NEW WESTMINSTER â€” A bus passenger whose back was injured when he was bounced off a seat during his morning commute has been awarded nearly $92,000 in court.
Mark Steven Hutchinson, 58 at the time, sued TransLink, Coast Mountain Bus Company Ltd. and bus driver Cliff Dyck for an incident that happened in the 11600-block of Grace Road in Surrey on Oct. 29, 2010.
The City of Surrey was named as a third party defendant but Hutchinson dropped that claim prior to the trial in B.C. Supreme Court in New Westminster, over which Justice Jennifer Duncan presided.
The court heard Hutchison typically took transit to and from work.
On Oct. 29, 2010 he boarded a bus at Scott Road station to take him to his office in Delta.
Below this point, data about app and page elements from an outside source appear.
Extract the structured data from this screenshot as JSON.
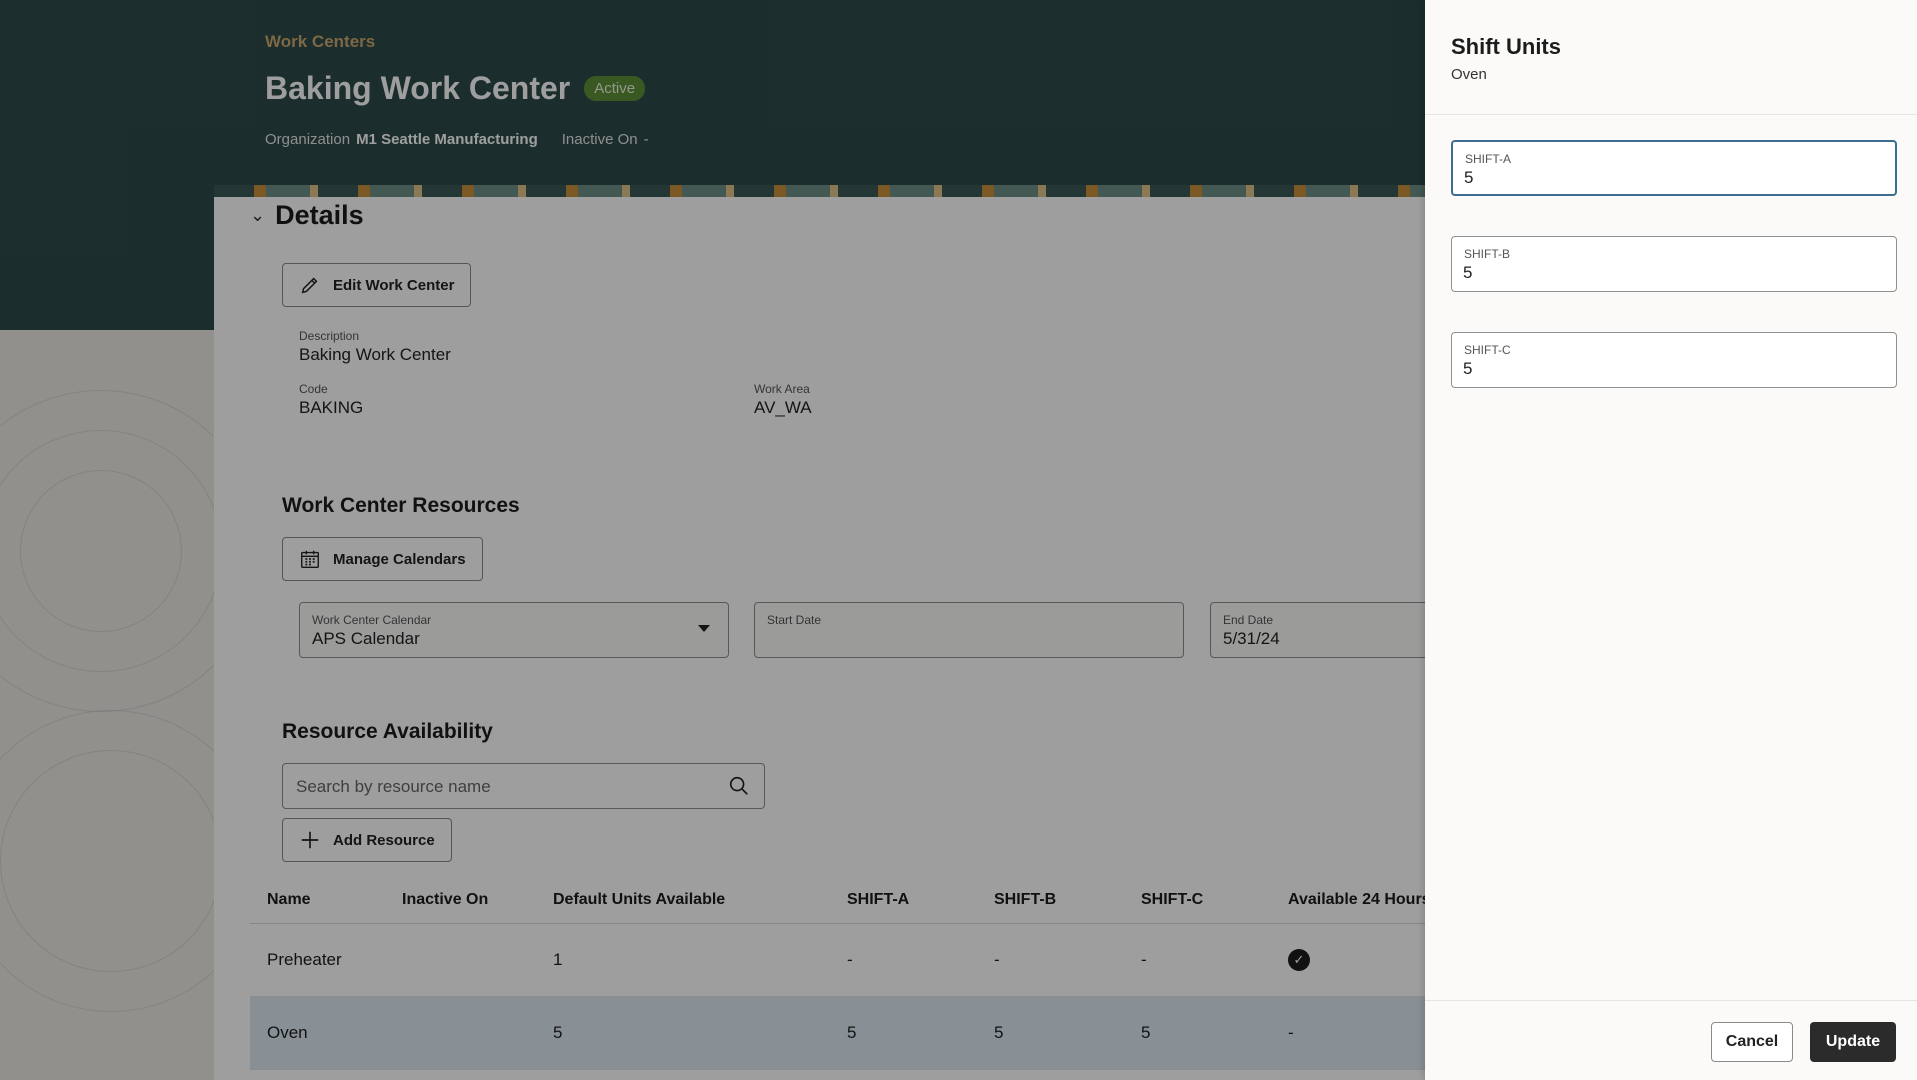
{
  "header": {
    "breadcrumb": "Work Centers",
    "title": "Baking Work Center",
    "status_badge": "Active",
    "organization_label": "Organization",
    "organization_value": "M1 Seattle Manufacturing",
    "inactive_on_label": "Inactive On",
    "inactive_on_value": "-"
  },
  "details": {
    "section_label": "Details",
    "edit_button": "Edit Work Center",
    "description_label": "Description",
    "description_value": "Baking Work Center",
    "code_label": "Code",
    "code_value": "BAKING",
    "work_area_label": "Work Area",
    "work_area_value": "AV_WA"
  },
  "resources": {
    "section_title": "Work Center Resources",
    "manage_calendars_button": "Manage Calendars",
    "calendar_label": "Work Center Calendar",
    "calendar_value": "APS Calendar",
    "start_date_label": "Start Date",
    "start_date_value": "",
    "end_date_label": "End Date",
    "end_date_value": "5/31/24"
  },
  "availability": {
    "section_title": "Resource Availability",
    "search_placeholder": "Search by resource name",
    "add_resource_button": "Add Resource",
    "columns": [
      "Name",
      "Inactive On",
      "Default Units Available",
      "SHIFT-A",
      "SHIFT-B",
      "SHIFT-C",
      "Available 24 Hours"
    ],
    "rows": [
      {
        "name": "Preheater",
        "inactive_on": "",
        "default_units": "1",
        "shift_a": "-",
        "shift_b": "-",
        "shift_c": "-",
        "available_24h": "check"
      },
      {
        "name": "Oven",
        "inactive_on": "",
        "default_units": "5",
        "shift_a": "5",
        "shift_b": "5",
        "shift_c": "5",
        "available_24h": "-"
      }
    ]
  },
  "drawer": {
    "title": "Shift Units",
    "subtitle": "Oven",
    "fields": [
      {
        "label": "SHIFT-A",
        "value": "5"
      },
      {
        "label": "SHIFT-B",
        "value": "5"
      },
      {
        "label": "SHIFT-C",
        "value": "5"
      }
    ],
    "cancel_button": "Cancel",
    "update_button": "Update"
  },
  "colors": {
    "header_bg": "#2e4a4a",
    "badge": "#5d8f38",
    "breadcrumb": "#c8a96e",
    "focus_border": "#3c6f8f",
    "primary_button": "#2b2b2b"
  }
}
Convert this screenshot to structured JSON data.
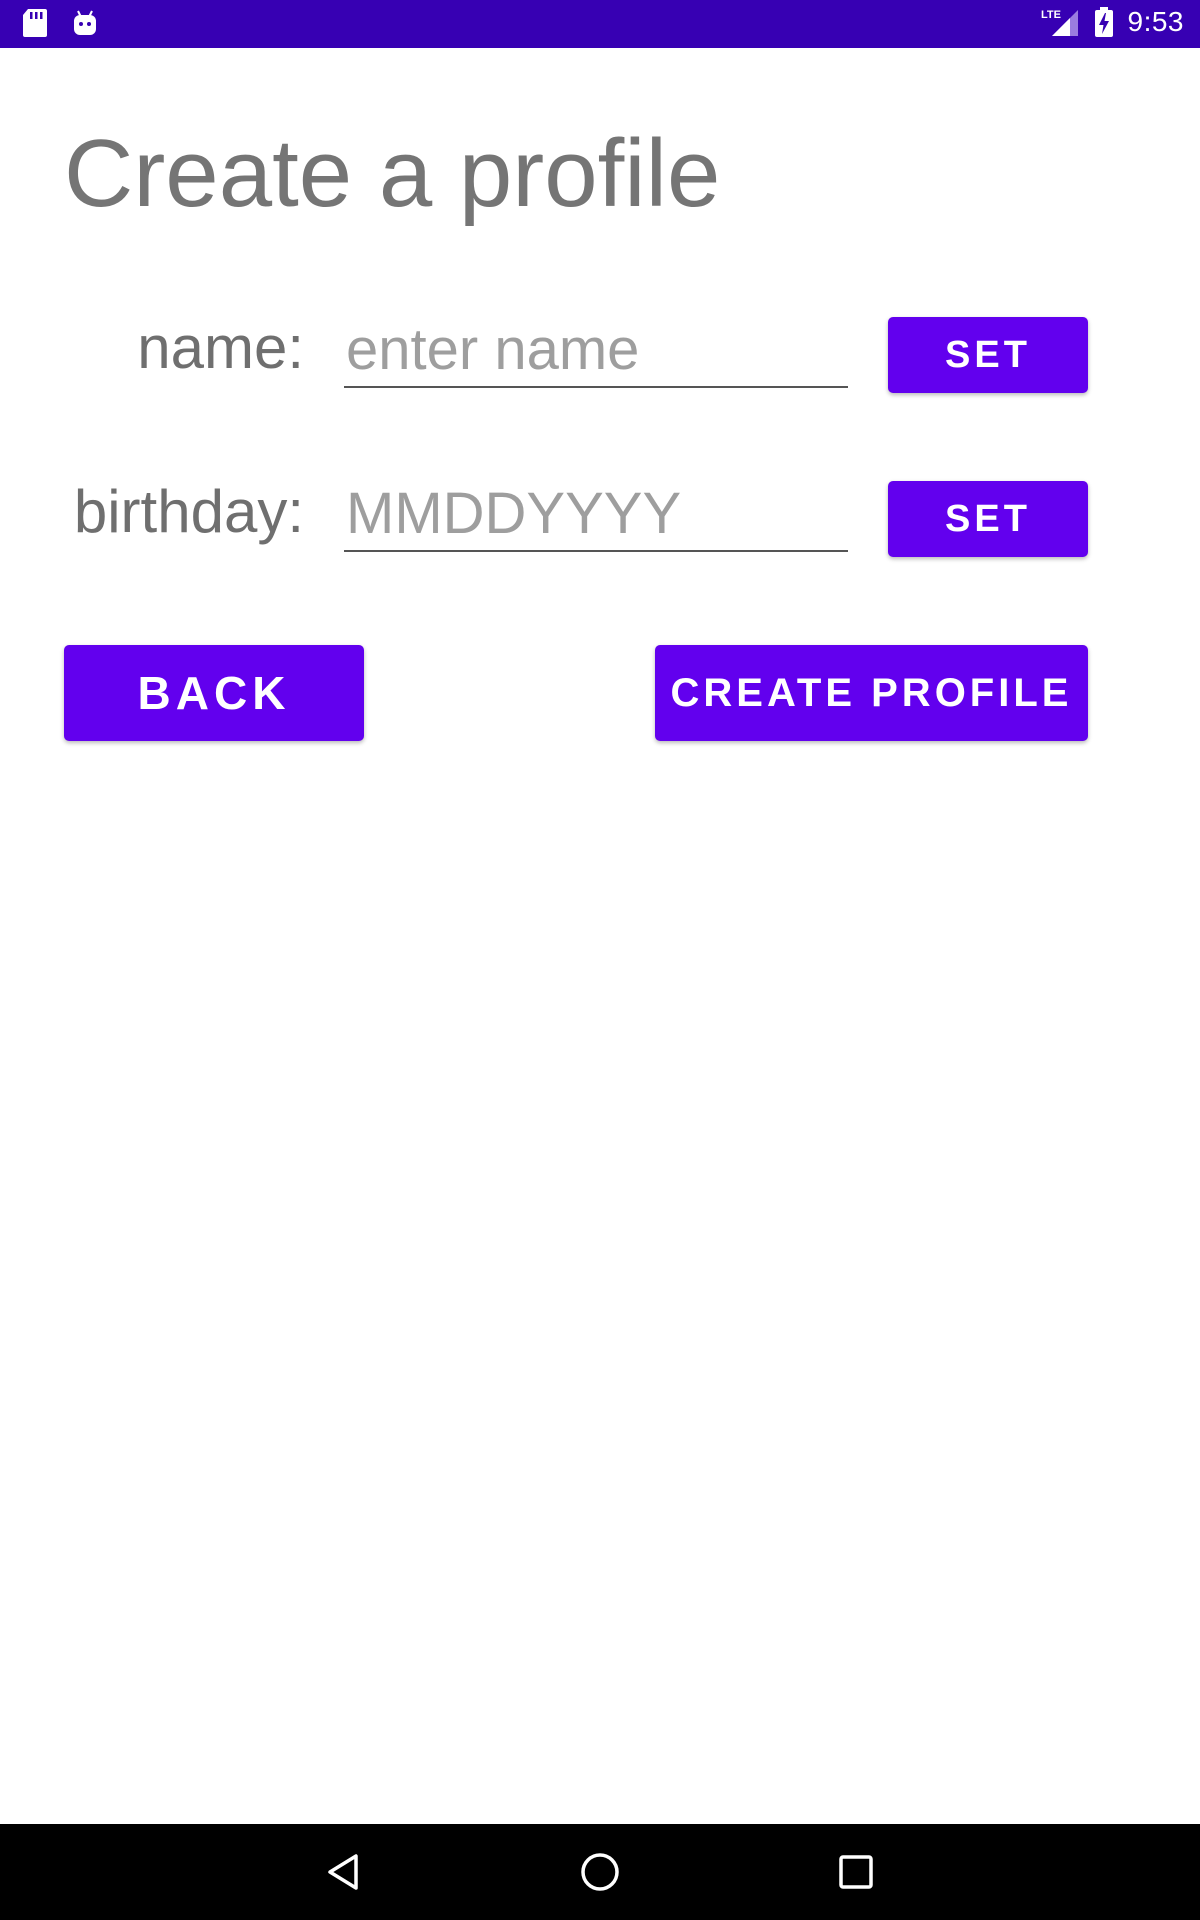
{
  "status_bar": {
    "time": "9:53",
    "network_label": "LTE",
    "icons": [
      "sd-card-icon",
      "android-icon",
      "lte-signal-icon",
      "battery-charging-icon"
    ]
  },
  "page": {
    "title": "Create a profile"
  },
  "form": {
    "name": {
      "label": "name:",
      "placeholder": "enter name",
      "value": "",
      "set_label": "SET"
    },
    "birthday": {
      "label": "birthday:",
      "placeholder": "MMDDYYYY",
      "value": "",
      "set_label": "SET"
    }
  },
  "actions": {
    "back_label": "BACK",
    "create_label": "CREATE PROFILE"
  },
  "nav_bar": {
    "icons": [
      "back-triangle-icon",
      "home-circle-icon",
      "recents-square-icon"
    ]
  },
  "colors": {
    "status_bar": "#3700b3",
    "accent": "#6200ee",
    "title_text": "#757575",
    "placeholder_text": "#9e9e9e",
    "nav_bar": "#000000"
  }
}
It was dark and damp, but not raining. Hutchinson sat on a bench seat at the back, where the lights were, so he could read his newspaper.
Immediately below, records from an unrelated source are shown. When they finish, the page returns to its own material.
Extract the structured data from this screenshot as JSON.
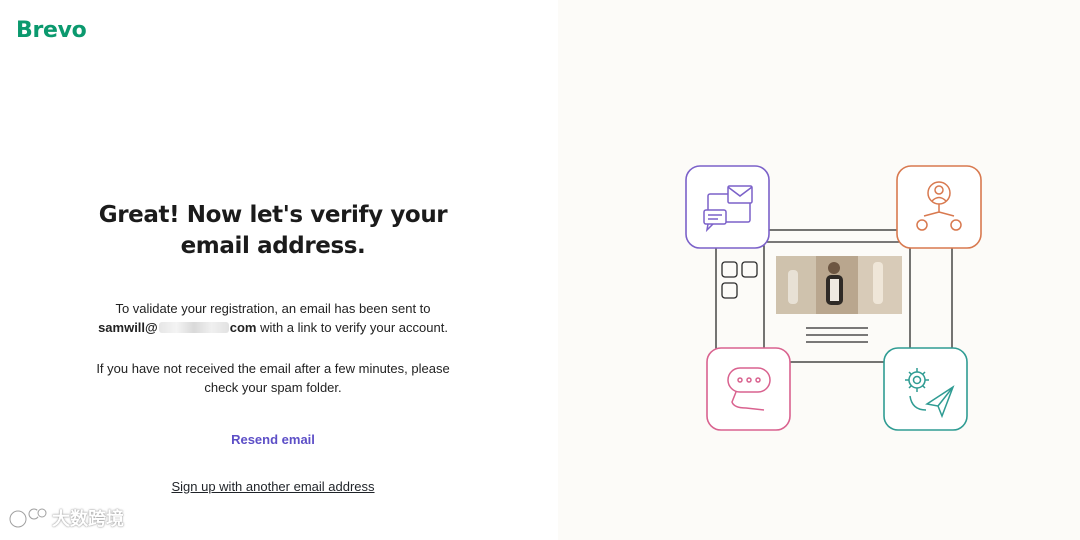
{
  "brand": {
    "logo_text": "Brevo",
    "color": "#0b996e"
  },
  "main": {
    "headline": "Great! Now let's verify your email address.",
    "para1_prefix": "To validate your registration, an email has been sent to",
    "email_start": "samwill@",
    "email_end": "com",
    "para1_suffix": "with a link to verify your account.",
    "para2": "If you have not received the email after a few minutes, please check your spam folder.",
    "resend_label": "Resend email",
    "signup_label": "Sign up with another email address"
  },
  "watermark": {
    "text": "大数跨境"
  },
  "illustration": {
    "icons": [
      "mail-chat-icon",
      "user-network-icon",
      "chat-bubble-icon",
      "gear-send-icon"
    ],
    "colors": {
      "purple": "#7b61c9",
      "orange": "#d8794f",
      "pink": "#d9628f",
      "teal": "#2f9c93"
    }
  }
}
The court heard that, roughly five or 10 minutes later, the bus was traveling along Grace Road when without warning Hutchinson and two seatmates were thrown up off the seat after the bus went over a dip in the road.
Hutchinson told the court he felt like he was suspended about three feet in the air, but knew that wasn’t possible. He then fell back down. The seat dropped away, rose up and struck him, he said. His vertebrae fractured, he was left kneeling on the floor, next to his seat, holding the vertical bar and was in a great deal of pain.
Someone yelled to the driver to stop, and an ambulance took Hutchison to Surrey Memorial Hospital.
He told the judge he thought the bus was doing between 60 and 80 kilometres per hour.
The court heard Dyck was a bus driver more than 32 years and had a 25-year safe driving record. He retired three years before the trial.
Dyck testified he thought he was doing about 30 km/ when he hit a depression in the road so wide his bus’s wheels went right in. He said he slammed on the brakes because he didn’t want the back wheels to also hit the depression and felt two impacts – at the front axle and back axle.
This happened at roughly 5:30 a.m. and he didn’t have his high beams on.
Duncan noted that the consensus among bus drivers was that this was a "terrible patch of road.
"The plaintiff was ejected from his seat on the bus while simply sitting there and minding his own business," Duncan found. "The defendant bus driver owed the plaintiff a duty of care."
She found Dyck knew there was a bump in the road but he couldn’t see how deep it was because it was dark and raining. "In other words, he saw it but did not approach it in such a fashion as to judge it properly."
Hutchinson sought $110,000 in compensation for his injury but got $91,785.39.